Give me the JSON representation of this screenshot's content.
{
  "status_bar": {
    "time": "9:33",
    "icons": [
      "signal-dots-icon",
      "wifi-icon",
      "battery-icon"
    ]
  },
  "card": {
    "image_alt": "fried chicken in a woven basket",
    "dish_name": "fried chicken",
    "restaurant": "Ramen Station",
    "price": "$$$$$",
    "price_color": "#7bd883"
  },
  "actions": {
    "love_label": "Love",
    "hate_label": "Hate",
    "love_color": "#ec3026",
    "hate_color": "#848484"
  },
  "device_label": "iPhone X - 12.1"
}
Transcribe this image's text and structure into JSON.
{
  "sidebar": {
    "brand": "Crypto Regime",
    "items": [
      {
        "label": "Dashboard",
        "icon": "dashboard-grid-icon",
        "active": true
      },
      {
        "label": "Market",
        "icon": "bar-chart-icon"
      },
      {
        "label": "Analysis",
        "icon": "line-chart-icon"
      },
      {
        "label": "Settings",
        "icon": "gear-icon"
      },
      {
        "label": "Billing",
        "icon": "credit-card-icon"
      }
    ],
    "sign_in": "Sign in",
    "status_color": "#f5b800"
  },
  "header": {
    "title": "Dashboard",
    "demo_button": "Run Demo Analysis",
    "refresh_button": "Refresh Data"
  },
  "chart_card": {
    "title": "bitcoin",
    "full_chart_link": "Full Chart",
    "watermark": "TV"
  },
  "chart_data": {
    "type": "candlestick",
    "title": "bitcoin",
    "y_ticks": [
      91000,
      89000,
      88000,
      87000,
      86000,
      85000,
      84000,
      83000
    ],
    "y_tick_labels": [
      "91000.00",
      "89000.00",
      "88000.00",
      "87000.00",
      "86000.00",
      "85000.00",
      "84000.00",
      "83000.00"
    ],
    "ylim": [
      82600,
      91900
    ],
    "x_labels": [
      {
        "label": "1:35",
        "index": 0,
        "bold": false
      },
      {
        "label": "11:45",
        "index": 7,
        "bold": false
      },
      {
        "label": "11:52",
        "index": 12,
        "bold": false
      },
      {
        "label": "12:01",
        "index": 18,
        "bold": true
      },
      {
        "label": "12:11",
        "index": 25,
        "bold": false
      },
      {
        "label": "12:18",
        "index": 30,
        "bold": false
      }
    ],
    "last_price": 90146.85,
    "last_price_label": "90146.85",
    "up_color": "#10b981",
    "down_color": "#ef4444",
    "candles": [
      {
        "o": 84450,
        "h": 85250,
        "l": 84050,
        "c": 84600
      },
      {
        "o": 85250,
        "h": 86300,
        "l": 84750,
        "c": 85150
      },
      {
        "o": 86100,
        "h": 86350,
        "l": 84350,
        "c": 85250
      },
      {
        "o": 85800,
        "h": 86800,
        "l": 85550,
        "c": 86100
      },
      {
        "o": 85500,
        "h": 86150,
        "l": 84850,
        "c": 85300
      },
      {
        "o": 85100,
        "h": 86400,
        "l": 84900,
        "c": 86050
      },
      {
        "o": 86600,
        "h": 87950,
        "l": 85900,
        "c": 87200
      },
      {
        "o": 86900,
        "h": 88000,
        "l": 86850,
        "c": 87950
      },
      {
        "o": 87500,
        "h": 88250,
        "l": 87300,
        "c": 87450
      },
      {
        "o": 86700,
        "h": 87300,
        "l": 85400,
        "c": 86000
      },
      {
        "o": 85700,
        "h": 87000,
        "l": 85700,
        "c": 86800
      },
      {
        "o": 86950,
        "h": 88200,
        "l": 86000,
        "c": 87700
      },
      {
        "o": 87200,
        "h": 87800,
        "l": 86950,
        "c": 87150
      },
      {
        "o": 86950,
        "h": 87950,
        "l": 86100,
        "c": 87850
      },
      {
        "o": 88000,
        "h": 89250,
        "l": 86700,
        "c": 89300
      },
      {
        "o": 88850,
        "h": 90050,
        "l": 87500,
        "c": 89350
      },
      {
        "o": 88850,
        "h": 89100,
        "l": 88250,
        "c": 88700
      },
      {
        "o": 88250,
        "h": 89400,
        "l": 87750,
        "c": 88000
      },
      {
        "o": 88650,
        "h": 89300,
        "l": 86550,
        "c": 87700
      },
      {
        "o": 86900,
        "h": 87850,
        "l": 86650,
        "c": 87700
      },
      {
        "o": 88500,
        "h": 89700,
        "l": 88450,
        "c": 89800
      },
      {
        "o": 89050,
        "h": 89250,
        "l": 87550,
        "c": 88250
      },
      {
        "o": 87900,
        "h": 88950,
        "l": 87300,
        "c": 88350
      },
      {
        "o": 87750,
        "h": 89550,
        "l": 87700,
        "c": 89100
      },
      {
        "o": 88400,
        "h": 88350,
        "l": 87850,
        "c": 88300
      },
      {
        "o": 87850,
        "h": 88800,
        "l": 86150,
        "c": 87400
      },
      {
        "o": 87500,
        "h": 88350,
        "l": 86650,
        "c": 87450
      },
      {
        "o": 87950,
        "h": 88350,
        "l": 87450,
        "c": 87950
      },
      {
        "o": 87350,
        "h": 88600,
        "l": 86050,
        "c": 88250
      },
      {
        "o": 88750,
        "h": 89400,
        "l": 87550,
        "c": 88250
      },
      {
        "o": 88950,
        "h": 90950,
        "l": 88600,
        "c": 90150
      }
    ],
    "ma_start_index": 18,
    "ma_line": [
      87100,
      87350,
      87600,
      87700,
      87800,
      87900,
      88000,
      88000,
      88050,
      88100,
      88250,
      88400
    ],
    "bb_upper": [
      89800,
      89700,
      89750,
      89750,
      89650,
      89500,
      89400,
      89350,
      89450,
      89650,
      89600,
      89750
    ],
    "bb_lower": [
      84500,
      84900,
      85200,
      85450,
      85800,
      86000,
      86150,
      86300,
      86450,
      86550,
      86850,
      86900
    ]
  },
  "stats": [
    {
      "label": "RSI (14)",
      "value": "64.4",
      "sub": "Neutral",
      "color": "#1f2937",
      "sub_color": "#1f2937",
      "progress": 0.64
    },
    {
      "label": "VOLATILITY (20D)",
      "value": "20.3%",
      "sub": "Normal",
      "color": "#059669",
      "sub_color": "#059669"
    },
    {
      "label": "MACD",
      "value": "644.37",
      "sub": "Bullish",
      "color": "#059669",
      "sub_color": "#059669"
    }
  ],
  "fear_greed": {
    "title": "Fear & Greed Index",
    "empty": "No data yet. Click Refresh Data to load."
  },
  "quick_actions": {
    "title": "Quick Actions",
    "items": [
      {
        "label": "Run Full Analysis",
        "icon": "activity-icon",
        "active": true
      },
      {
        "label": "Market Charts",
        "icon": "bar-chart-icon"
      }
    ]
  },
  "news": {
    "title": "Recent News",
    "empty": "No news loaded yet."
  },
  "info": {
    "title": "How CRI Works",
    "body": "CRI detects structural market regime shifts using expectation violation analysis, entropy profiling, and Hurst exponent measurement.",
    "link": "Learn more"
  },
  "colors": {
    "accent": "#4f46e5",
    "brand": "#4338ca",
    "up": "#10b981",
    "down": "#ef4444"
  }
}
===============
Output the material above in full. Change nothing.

Give me the JSON representation of this screenshot's content.
{
  "status_bar": {
    "time": "9:33",
    "icons": [
      "signal-dots-icon",
      "wifi-icon",
      "battery-icon"
    ]
  },
  "card": {
    "image_alt": "fried chicken in a woven basket",
    "dish_name": "fried chicken",
    "restaurant": "Ramen Station",
    "price": "$$$$$",
    "price_color": "#7bd883"
  },
  "actions": {
    "love_label": "Love",
    "hate_label": "Hate",
    "love_color": "#ec3026",
    "hate_color": "#848484"
  },
  "device_label": "iPhone X - 12.1"
}
Transcribe this image's text and structure into JSON.
{
  "sidebar": {
    "brand": "Crypto Regime",
    "items": [
      {
        "label": "Dashboard",
        "icon": "dashboard-grid-icon",
        "active": true
      },
      {
        "label": "Market",
        "icon": "bar-chart-icon"
      },
      {
        "label": "Analysis",
        "icon": "line-chart-icon"
      },
      {
        "label": "Settings",
        "icon": "gear-icon"
      },
      {
        "label": "Billing",
        "icon": "credit-card-icon"
      }
    ],
    "sign_in": "Sign in",
    "status_color": "#f5b800"
  },
  "header": {
    "title": "Dashboard",
    "demo_button": "Run Demo Analysis",
    "refresh_button": "Refresh Data"
  },
  "chart_card": {
    "title": "bitcoin",
    "full_chart_link": "Full Chart",
    "watermark": "TV"
  },
  "chart_data": {
    "type": "candlestick",
    "title": "bitcoin",
    "y_ticks": [
      91000,
      89000,
      88000,
      87000,
      86000,
      85000,
      84000,
      83000
    ],
    "y_tick_labels": [
      "91000.00",
      "89000.00",
      "88000.00",
      "87000.00",
      "86000.00",
      "85000.00",
      "84000.00",
      "83000.00"
    ],
    "ylim": [
      82600,
      91900
    ],
    "x_labels": [
      {
        "label": "1:35",
        "index": 0,
        "bold": false
      },
      {
        "label": "11:45",
        "index": 7,
        "bold": false
      },
      {
        "label": "11:52",
        "index": 12,
        "bold": false
      },
      {
        "label": "12:01",
        "index": 18,
        "bold": true
      },
      {
        "label": "12:11",
        "index": 25,
        "bold": false
      },
      {
        "label": "12:18",
        "index": 30,
        "bold": false
      }
    ],
    "last_price": 90146.85,
    "last_price_label": "90146.85",
    "up_color": "#10b981",
    "down_color": "#ef4444",
    "candles": [
      {
        "o": 84450,
        "h": 85250,
        "l": 84050,
        "c": 84600
      },
      {
        "o": 85250,
        "h": 86300,
        "l": 84750,
        "c": 85150
      },
      {
        "o": 86100,
        "h": 86350,
        "l": 84350,
        "c": 85250
      },
      {
        "o": 85800,
        "h": 86800,
        "l": 85550,
        "c": 86100
      },
      {
        "o": 85500,
        "h": 86150,
        "l": 84850,
        "c": 85300
      },
      {
        "o": 85100,
        "h": 86400,
        "l": 84900,
        "c": 86050
      },
      {
        "o": 86600,
        "h": 87950,
        "l": 85900,
        "c": 87200
      },
      {
        "o": 86900,
        "h": 88000,
        "l": 86850,
        "c": 87950
      },
      {
        "o": 87500,
        "h": 88250,
        "l": 87300,
        "c": 87450
      },
      {
        "o": 86700,
        "h": 87300,
        "l": 85400,
        "c": 86000
      },
      {
        "o": 85700,
        "h": 87000,
        "l": 85700,
        "c": 86800
      },
      {
        "o": 86950,
        "h": 88200,
        "l": 86000,
        "c": 87700
      },
      {
        "o": 87200,
        "h": 87800,
        "l": 86950,
        "c": 87150
      },
      {
        "o": 86950,
        "h": 87950,
        "l": 86100,
        "c": 87850
      },
      {
        "o": 88000,
        "h": 89250,
        "l": 86700,
        "c": 89300
      },
      {
        "o": 88850,
        "h": 90050,
        "l": 87500,
        "c": 89350
      },
      {
        "o": 88850,
        "h": 89100,
        "l": 88250,
        "c": 88700
      },
      {
        "o": 88250,
        "h": 89400,
        "l": 87750,
        "c": 88000
      },
      {
        "o": 88650,
        "h": 89300,
        "l": 86550,
        "c": 87700
      },
      {
        "o": 86900,
        "h": 87850,
        "l": 86650,
        "c": 87700
      },
      {
        "o": 88500,
        "h": 89700,
        "l": 88450,
        "c": 89800
      },
      {
        "o": 89050,
        "h": 89250,
        "l": 87550,
        "c": 88250
      },
      {
        "o": 87900,
        "h": 88950,
        "l": 87300,
        "c": 88350
      },
      {
        "o": 87750,
        "h": 89550,
        "l": 87700,
        "c": 89100
      },
      {
        "o": 88400,
        "h": 88350,
        "l": 87850,
        "c": 88300
      },
      {
        "o": 87850,
        "h": 88800,
        "l": 86150,
        "c": 87400
      },
      {
        "o": 87500,
        "h": 88350,
        "l": 86650,
        "c": 87450
      },
      {
        "o": 87950,
        "h": 88350,
        "l": 87450,
        "c": 87950
      },
      {
        "o": 87350,
        "h": 88600,
        "l": 86050,
        "c": 88250
      },
      {
        "o": 88750,
        "h": 89400,
        "l": 87550,
        "c": 88250
      },
      {
        "o": 88950,
        "h": 90950,
        "l": 88600,
        "c": 90150
      }
    ],
    "ma_start_index": 18,
    "ma_line": [
      87100,
      87350,
      87600,
      87700,
      87800,
      87900,
      88000,
      88000,
      88050,
      88100,
      88250,
      88400
    ],
    "bb_upper": [
      89800,
      89700,
      89750,
      89750,
      89650,
      89500,
      89400,
      89350,
      89450,
      89650,
      89600,
      89750
    ],
    "bb_lower": [
      84500,
      84900,
      85200,
      85450,
      85800,
      86000,
      86150,
      86300,
      86450,
      86550,
      86850,
      86900
    ]
  },
  "stats": [
    {
      "label": "RSI (14)",
      "value": "64.4",
      "sub": "Neutral",
      "color": "#1f2937",
      "sub_color": "#1f2937",
      "progress": 0.64
    },
    {
      "label": "VOLATILITY (20D)",
      "value": "20.3%",
      "sub": "Normal",
      "color": "#059669",
      "sub_color": "#059669"
    },
    {
      "label": "MACD",
      "value": "644.37",
      "sub": "Bullish",
      "color": "#059669",
      "sub_color": "#059669"
    }
  ],
  "fear_greed": {
    "title": "Fear & Greed Index",
    "empty": "No data yet. Click Refresh Data to load."
  },
  "quick_actions": {
    "title": "Quick Actions",
    "items": [
      {
        "label": "Run Full Analysis",
        "icon": "activity-icon",
        "active": true
      },
      {
        "label": "Market Charts",
        "icon": "bar-chart-icon"
      }
    ]
  },
  "news": {
    "title": "Recent News",
    "empty": "No news loaded yet."
  },
  "info": {
    "title": "How CRI Works",
    "body": "CRI detects structural market regime shifts using expectation violation analysis, entropy profiling, and Hurst exponent measurement.",
    "link": "Learn more"
  },
  "colors": {
    "accent": "#4f46e5",
    "brand": "#4338ca",
    "up": "#10b981",
    "down": "#ef4444"
  }
}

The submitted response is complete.